Two NGOs and six young climate activists have decided to take Norway to the European Court of Human Rights (ECHR) to demand the cancellation of oil permits in the Arctic, Greenpeace announced on Tuesday.

NGOs take Norway to European Court over Arctic oil exploration
Northern Norway.

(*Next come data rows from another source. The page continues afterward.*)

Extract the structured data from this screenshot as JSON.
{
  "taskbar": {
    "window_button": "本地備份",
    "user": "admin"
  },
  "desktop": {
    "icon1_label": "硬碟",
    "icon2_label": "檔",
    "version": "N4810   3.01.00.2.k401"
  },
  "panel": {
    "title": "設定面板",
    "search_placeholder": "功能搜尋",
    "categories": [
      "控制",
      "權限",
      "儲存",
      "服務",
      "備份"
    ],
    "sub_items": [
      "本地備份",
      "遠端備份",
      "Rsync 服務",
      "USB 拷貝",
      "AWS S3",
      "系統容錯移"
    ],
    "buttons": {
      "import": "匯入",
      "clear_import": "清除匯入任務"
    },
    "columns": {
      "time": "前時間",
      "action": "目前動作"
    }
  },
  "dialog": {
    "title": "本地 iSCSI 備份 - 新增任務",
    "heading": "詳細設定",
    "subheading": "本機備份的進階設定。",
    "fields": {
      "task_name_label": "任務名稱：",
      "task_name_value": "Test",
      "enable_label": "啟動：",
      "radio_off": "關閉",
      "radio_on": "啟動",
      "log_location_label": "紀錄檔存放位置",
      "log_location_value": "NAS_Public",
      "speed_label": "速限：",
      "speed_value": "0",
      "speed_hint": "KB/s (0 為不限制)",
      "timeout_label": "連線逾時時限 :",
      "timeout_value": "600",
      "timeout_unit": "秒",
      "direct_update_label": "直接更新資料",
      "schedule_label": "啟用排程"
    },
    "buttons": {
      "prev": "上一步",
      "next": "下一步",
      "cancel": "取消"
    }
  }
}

Photo by Vidar Nordli-Mathisen on Unsplash.

It’s the latest turn in a legal tussle between environmental organisations Greenpeace and Young Friends of the Earth Norway on one side and the Norwegian state on the other.

The organisations are demanding the government cancel 10 oil exploration licenses in the Barents Sea awarded in 2016, arguing it was unconstitutional.

Referring to the Paris Agreement, which seeks to limit global warming to less than two degrees Celsius above pre-industrial levels, the organisations claim that the oil licenses violated article 112 of Norway’s constitution, guaranteeing everyone the right to a healthy environment.”

The six activists, alongside Greenpeace Nordic and Young Friends of the Earth Norway, hope that the European Court of Human Rights will hear their case and find that Norway’s oil expansion is in breach of human rights,” Greenpeace said in a statement.

In December, Norway’s Supreme Court rejected the claim brought by the organisations, their third successive legal defeat.

READ MORE: Norway sees oil in its future despite IEA’s warnings 

While most of the judges on the court agreed that article 112 could be invoked if the state failed to meet its climate and environmental obligations– they did not think it was applicable in this case.

The court also held that the granting of oil permits was not contrary to the European Convention on Human Rights, in part because they did not represent “a real and immediate risk” to life and physical integrity.

“The young activists and the environmental organisations argue that this judgment was flawed, as it discounted the significance of their environmental constitutional rights and did not take into account an accurate assessment of the consequences of climate change for the coming generations,” Greenpeace said.

On Friday, the Norwegian government unveiled a white paper on the country’s energy future, which still includes oil exploration despite a warning from the International Energy Agency (IEA).

The IEA recently warned that all future fossil fuel projects must be scrapped if the world is to reach net-zero carbon emissions by 2050.

The Norwegian case is an example of a global trend in which climate activists are increasingly turning to courts to pursue their agenda.